The traditional model of credit accumulation adopted by states across the United States is based upon a seat-time requirement known as the Carnegie Unit. Using this model, students must be seated in a class for specific number of hours in order to receive credit for the course. This is true for all students, regardless of prior knowledge, skills, or experiences, and has been the primary means of credit accrual in the United States since the early 20th century. However, it does not facilitate real-time data on student progress, and creates artificial barriers to completion for non-traditional students, disconnected youth, students with disabilities, and accelerated learners.
In contrast, a credit policy based upon competency-based education requires rethinking the time-based system of accountability and assessment in favor of robust student-centered approaches. It provides data on students meeting competencies in real-time to improve accountability, new systems of assessments, and is centered on improving student learning outcomes. This approach allows for stronger personalization and student-centered learning, including ensuring all students succeed in building college and career readiness; taking advantage of the extraordinary technological advances in online learning; allowing students to learn at their own pace, any time and everywhere; and providing greater flexibility for students that might not otherwise graduate from high school.

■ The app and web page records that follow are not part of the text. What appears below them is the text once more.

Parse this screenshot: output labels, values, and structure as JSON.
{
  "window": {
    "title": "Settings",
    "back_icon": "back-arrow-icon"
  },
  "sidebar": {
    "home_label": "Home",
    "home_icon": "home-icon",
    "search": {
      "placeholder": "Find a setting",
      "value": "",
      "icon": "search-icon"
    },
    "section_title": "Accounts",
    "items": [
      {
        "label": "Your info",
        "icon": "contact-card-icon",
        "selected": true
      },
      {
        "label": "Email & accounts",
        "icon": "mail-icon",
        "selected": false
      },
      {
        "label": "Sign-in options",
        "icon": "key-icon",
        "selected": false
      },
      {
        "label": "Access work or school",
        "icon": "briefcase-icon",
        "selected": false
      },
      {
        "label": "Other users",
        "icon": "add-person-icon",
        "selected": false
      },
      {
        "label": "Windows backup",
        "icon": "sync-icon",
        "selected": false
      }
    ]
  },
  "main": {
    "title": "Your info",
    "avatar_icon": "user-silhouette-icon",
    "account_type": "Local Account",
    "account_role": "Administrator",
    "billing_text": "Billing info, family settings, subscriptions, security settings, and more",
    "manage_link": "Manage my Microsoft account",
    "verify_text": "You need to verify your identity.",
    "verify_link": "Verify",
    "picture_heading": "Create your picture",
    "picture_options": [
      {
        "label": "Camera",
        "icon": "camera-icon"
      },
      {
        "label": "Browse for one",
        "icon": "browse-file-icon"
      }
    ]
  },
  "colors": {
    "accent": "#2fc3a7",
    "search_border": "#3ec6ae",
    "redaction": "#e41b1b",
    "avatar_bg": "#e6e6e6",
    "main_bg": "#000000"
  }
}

A recent policy scan from the Carnegie Foundation explored the course credit policies for all 50 states and the District of Columbia in an effort to understand the distribution of seat-time requirement versus credit flexibility. The report notes a shift in policy away from the historically preferred Carnegie Unit and toward a broader definition of what may constitute course credit. While 10 states (Arkansas, California, Illinois, Massachusetts, Nebraska, Nevada, North Dakota, Texas, Virginia, and Wyoming) and the District of Columbia were still requiring the use of seat-time as the only definition of credit, the remaining 40 states allowed for some degree of flexibility. The report finds 29 of these states define credit by a combination of seat-time and/or additional measures such as competency-based education. An additional 10 states provide either waivers of flexibility for special populations or circumstances, and one state (New Hampshire) has abolished the Carnegie Unit altogether, requiring credit based upon mastery of content rather than seat-time.

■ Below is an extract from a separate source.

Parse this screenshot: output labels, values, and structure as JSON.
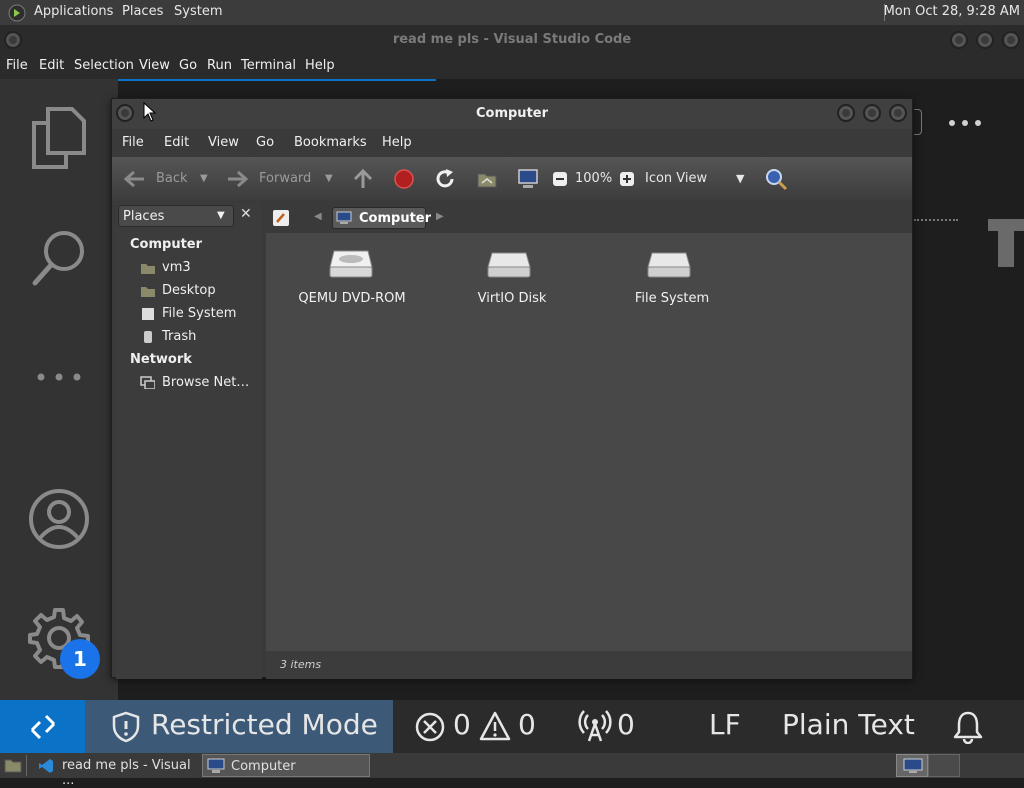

The map below, created by the American Youth Policy Forum, illustrates the findings of the policy scan.
For more information, view the Carnegie Foundation report at the link provided here.

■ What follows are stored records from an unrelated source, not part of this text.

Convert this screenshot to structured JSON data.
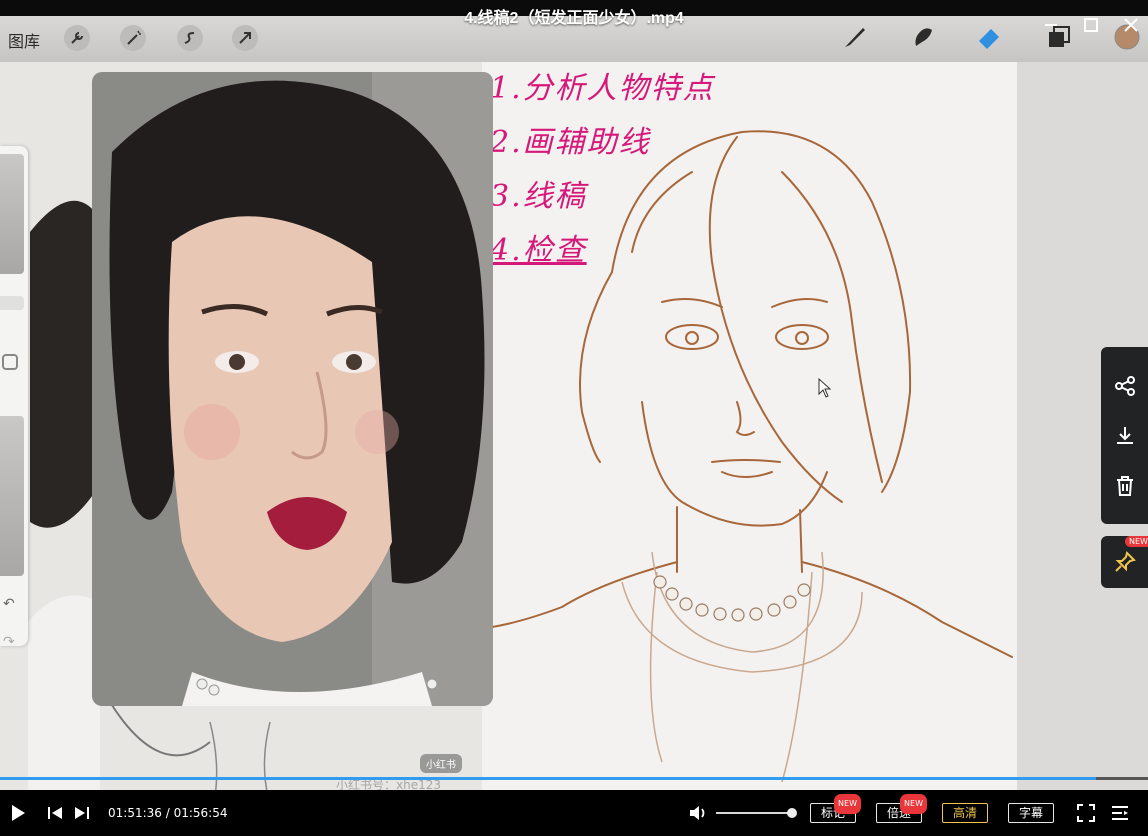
{
  "window": {
    "title": "4.线稿2（短发正面少女）.mp4",
    "controls": [
      "minimize-icon",
      "maximize-icon",
      "close-icon"
    ]
  },
  "procreate": {
    "gallery_label": "图库",
    "tools_left": [
      "wrench-icon",
      "magic-wand-icon",
      "selection-icon",
      "transform-arrow-icon"
    ],
    "tools_right": [
      "brush-icon",
      "smudge-icon",
      "eraser-icon",
      "layers-icon",
      "color-icon"
    ],
    "color_swatch": "#b58a6a"
  },
  "notes": {
    "line1": "1.分析人物特点",
    "line2": "2.画辅助线",
    "line3": "3.线稿",
    "line4": "4.检查"
  },
  "watermark": {
    "badge": "小红书",
    "text": "小红书号：xhe123"
  },
  "side_actions": {
    "share": "share-icon",
    "download": "download-icon",
    "delete": "trash-icon",
    "pin": "pin-icon",
    "pin_badge": "NEW"
  },
  "player": {
    "current_time": "01:51:36",
    "total_time": "01:56:54",
    "time_display": "01:51:36 / 01:56:54",
    "progress_fraction": 0.9548,
    "volume_fraction": 1.0,
    "buttons": {
      "mark": "标记",
      "mark_badge": "NEW",
      "speed": "倍速",
      "speed_badge": "NEW",
      "quality": "高清",
      "subtitle": "字幕"
    },
    "colors": {
      "progress": "#2f9cf0",
      "quality": "#f0c64c"
    }
  }
}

Austin Pace is a Research/Policy Assistant at the American Youth Policy Forum.